This lesson continues from part one of the lecture Ontologies, Databases, and Standards, diving deeper into a description of ontologies and knowledg graphs.
This lesson aims to define computational neuroscience in general terms, while providing specific examples of highly successful computational neuroscience projects.
This lecture covers a wide range of aspects regarding neuroinformatics and data governance, describing both their historical developments and current trajectories. Particular tools, platforms, and standards to make your research more FAIR are also discussed.
Presented by the OHBM OpenScienceSIG, this lesson covers how containers can be useful for running the same software on different platforms and sharing analysis pipelines with other researchers.
Serving as good refresher, this lesson explains the maths and logic concepts that are important for programmers to understand, including sets, propositional logic, conditional statements, and more.
This compilation is courtesy of freeCodeCamp.
This lesson provides a useful refresher which will facilitate the use of Matlab, Octave, and various matrix-manipulation and machine-learning software.
This lesson was created by RootMath.
This talk gives an overview of the Human Brain Project, a 10-year endeavour putting in place a cutting-edge research infrastructure that will allow scientific and industrial researchers to advance our knowledge in the fields of neuroscience, computing, and brain-related medicine.
This lecture gives an introduction to the European Academy of Neurology, its recent achievements and ambitions.
An introduction to data management, manipulation, visualization, and analysis for neuroscience. Students will learn scientific programming in Python, and use this to work with example data from areas such as cognitive-behavioral research, single-cell recording, EEG, and structural and functional MRI. Basic signal processing techniques including filtering are covered. The course includes a Jupyter Notebook and video tutorials.
This lecture discusses the the importance and need for data sharing in clinical neuroscience.
This lecture gives insights into the Medical Informatics Platform's current and future data privacy model.
This lecture gives an overview on the European Health Dataspace.
This is a tutorial on designing a Bayesian inference model to map belief trajectories, with emphasis on gaining familiarity with Hierarchical Gaussian Filters (HGFs).
This lesson corresponds to slides 65-90 of the PDF below.
This lesson contains the first part of the lecture Data Science and Reproducibility.
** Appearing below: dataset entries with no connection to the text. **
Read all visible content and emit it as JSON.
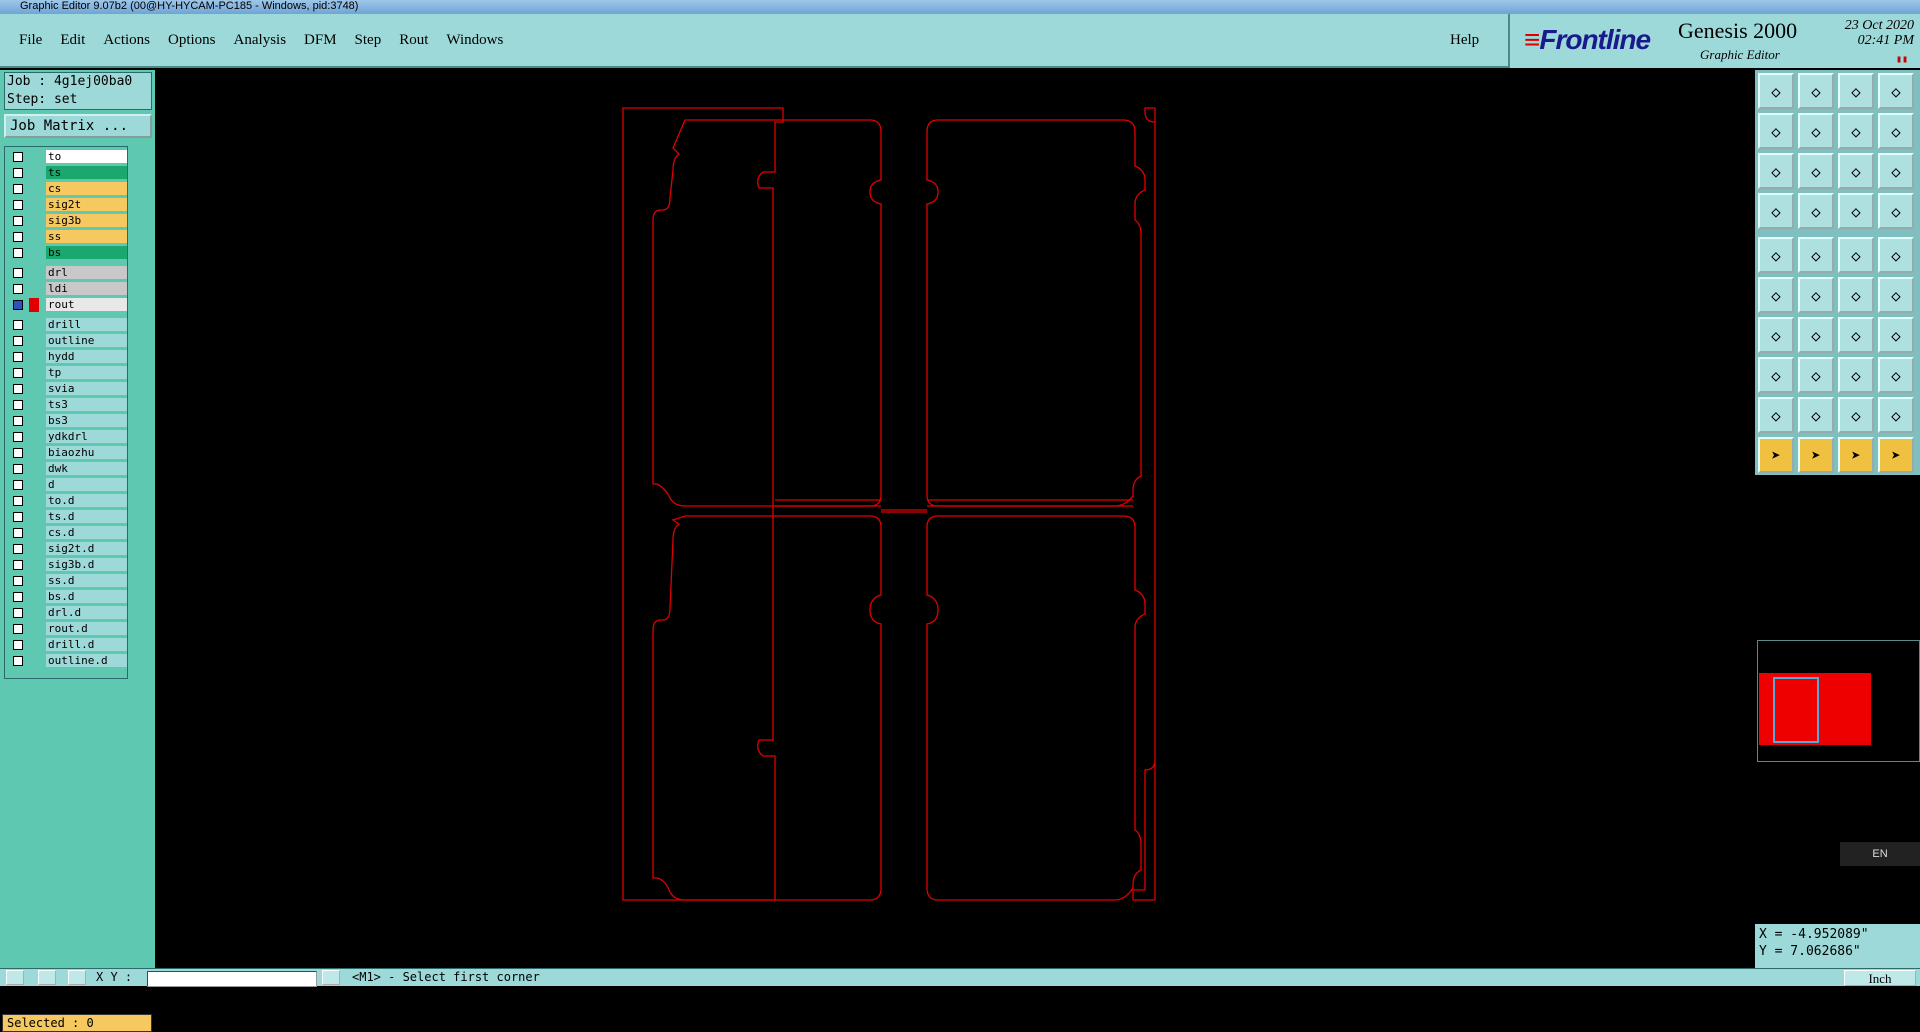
{
  "window": {
    "title": "Graphic Editor 9.07b2 (00@HY-HYCAM-PC185 - Windows, pid:3748)"
  },
  "menu": {
    "items": [
      {
        "label": "File",
        "key": "F"
      },
      {
        "label": "Edit",
        "key": "E"
      },
      {
        "label": "Actions",
        "key": "A"
      },
      {
        "label": "Options",
        "key": "O"
      },
      {
        "label": "Analysis",
        "key": "A"
      },
      {
        "label": "DFM",
        "key": ""
      },
      {
        "label": "Step",
        "key": "S"
      },
      {
        "label": "Rout",
        "key": "R"
      },
      {
        "label": "Windows",
        "key": "W"
      }
    ],
    "help": "Help"
  },
  "brand": {
    "logo": "Frontline",
    "product": "Genesis 2000",
    "subtitle": "Graphic Editor",
    "date": "23 Oct 2020",
    "time": "02:41 PM"
  },
  "job": {
    "job_label": "Job : 4g1ej00ba0",
    "step_label": "Step: set",
    "matrix_button": "Job Matrix ..."
  },
  "layers": [
    {
      "name": "to",
      "color": "#ffffff"
    },
    {
      "name": "ts",
      "color": "#1aa86e"
    },
    {
      "name": "cs",
      "color": "#f5c860"
    },
    {
      "name": "sig2t",
      "color": "#f5c860"
    },
    {
      "name": "sig3b",
      "color": "#f5c860"
    },
    {
      "name": "ss",
      "color": "#f5c860"
    },
    {
      "name": "bs",
      "color": "#1aa86e"
    },
    {
      "name": "drl",
      "color": "#c8c8c8"
    },
    {
      "name": "ldi",
      "color": "#c8c8c8"
    },
    {
      "name": "rout",
      "color": "#e8e8e8",
      "active": true
    },
    {
      "name": "drill",
      "color": "#9ed9d9"
    },
    {
      "name": "outline",
      "color": "#9ed9d9"
    },
    {
      "name": "hydd",
      "color": "#9ed9d9"
    },
    {
      "name": "tp",
      "color": "#9ed9d9"
    },
    {
      "name": "svia",
      "color": "#9ed9d9"
    },
    {
      "name": "ts3",
      "color": "#9ed9d9"
    },
    {
      "name": "bs3",
      "color": "#9ed9d9"
    },
    {
      "name": "ydkdrl",
      "color": "#9ed9d9"
    },
    {
      "name": "biaozhu",
      "color": "#9ed9d9"
    },
    {
      "name": "dwk",
      "color": "#9ed9d9"
    },
    {
      "name": "d",
      "color": "#9ed9d9"
    },
    {
      "name": "to.d",
      "color": "#9ed9d9"
    },
    {
      "name": "ts.d",
      "color": "#9ed9d9"
    },
    {
      "name": "cs.d",
      "color": "#9ed9d9"
    },
    {
      "name": "sig2t.d",
      "color": "#9ed9d9"
    },
    {
      "name": "sig3b.d",
      "color": "#9ed9d9"
    },
    {
      "name": "ss.d",
      "color": "#9ed9d9"
    },
    {
      "name": "bs.d",
      "color": "#9ed9d9"
    },
    {
      "name": "drl.d",
      "color": "#9ed9d9"
    },
    {
      "name": "rout.d",
      "color": "#9ed9d9"
    },
    {
      "name": "drill.d",
      "color": "#9ed9d9"
    },
    {
      "name": "outline.d",
      "color": "#9ed9d9"
    }
  ],
  "selected": "Selected : 0",
  "coords": {
    "x": "X = -4.952089\"",
    "y": "Y = 7.062686\""
  },
  "ime": "EN",
  "status": {
    "xy_label": "X Y :",
    "message": "<M1> - Select first corner",
    "units": "Inch"
  },
  "colors": {
    "rout": "#e00000",
    "panel": "#9ed9d9",
    "layerpanel": "#5fc8b0"
  },
  "tools": [
    "home-out",
    "home-in",
    "home",
    "grid-split",
    "pan-left",
    "pan-right",
    "undo-view",
    "redo-view",
    "zoom-fit",
    "zoom-center",
    "1:2",
    "help",
    "settings",
    "grid",
    "snap-red",
    "snap-blue",
    "camera",
    "board-view",
    "ruler",
    "dot",
    "link",
    "cross",
    "line-dot",
    "line-dot2",
    "angle",
    "line",
    "arc",
    "flip",
    "pad-cross",
    "minus",
    "measure",
    "pad-blue",
    "triangle",
    "triangle2",
    "arch",
    "arch2",
    "pointer",
    "pointer2",
    "pointer3",
    "pointer4"
  ]
}
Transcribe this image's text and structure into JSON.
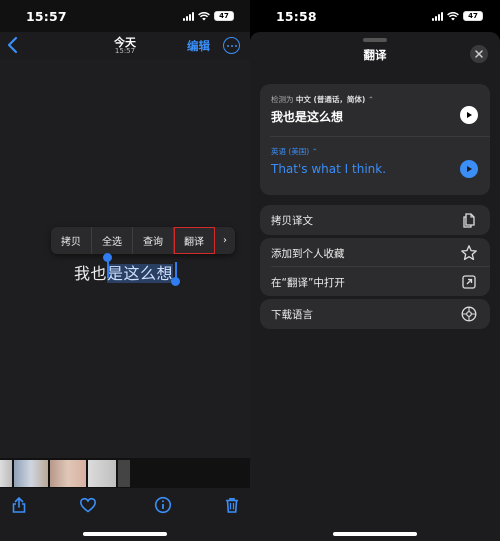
{
  "left": {
    "status": {
      "time": "15:57",
      "battery": "47"
    },
    "nav": {
      "title": "今天",
      "subtitle": "15:57",
      "edit_label": "编辑"
    },
    "menu_items": [
      {
        "label": "拷贝"
      },
      {
        "label": "全选"
      },
      {
        "label": "查询"
      },
      {
        "label": "翻译"
      },
      {
        "label": "›"
      }
    ],
    "photo_text": {
      "plain": "我也",
      "selected": "是这么想"
    },
    "toolbar_icons": [
      "share-icon",
      "heart-icon",
      "info-icon",
      "trash-icon"
    ]
  },
  "right": {
    "status": {
      "time": "15:58",
      "battery": "47"
    },
    "sheet_title": "翻译",
    "source": {
      "prefix": "检测为",
      "language": "中文 (普通话，简体)",
      "text": "我也是这么想"
    },
    "target": {
      "language": "英语 (美国)",
      "text": "That's what I think."
    },
    "actions_group1": [
      {
        "label": "拷贝译文",
        "icon": "copy-icon"
      }
    ],
    "actions_group2": [
      {
        "label": "添加到个人收藏",
        "icon": "star-icon"
      },
      {
        "label": "在“翻译”中打开",
        "icon": "open-external-icon"
      }
    ],
    "actions_group3": [
      {
        "label": "下载语言",
        "icon": "settings-icon"
      }
    ]
  },
  "colors": {
    "accent": "#3a8ef6",
    "highlight_box": "#d42a2a",
    "sheet_bg": "#1c1c1e",
    "card_bg": "#2c2c2e"
  }
}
You will learn about the development of data science and what the term currently encompasses, as well as how neuroscience and data science intersect.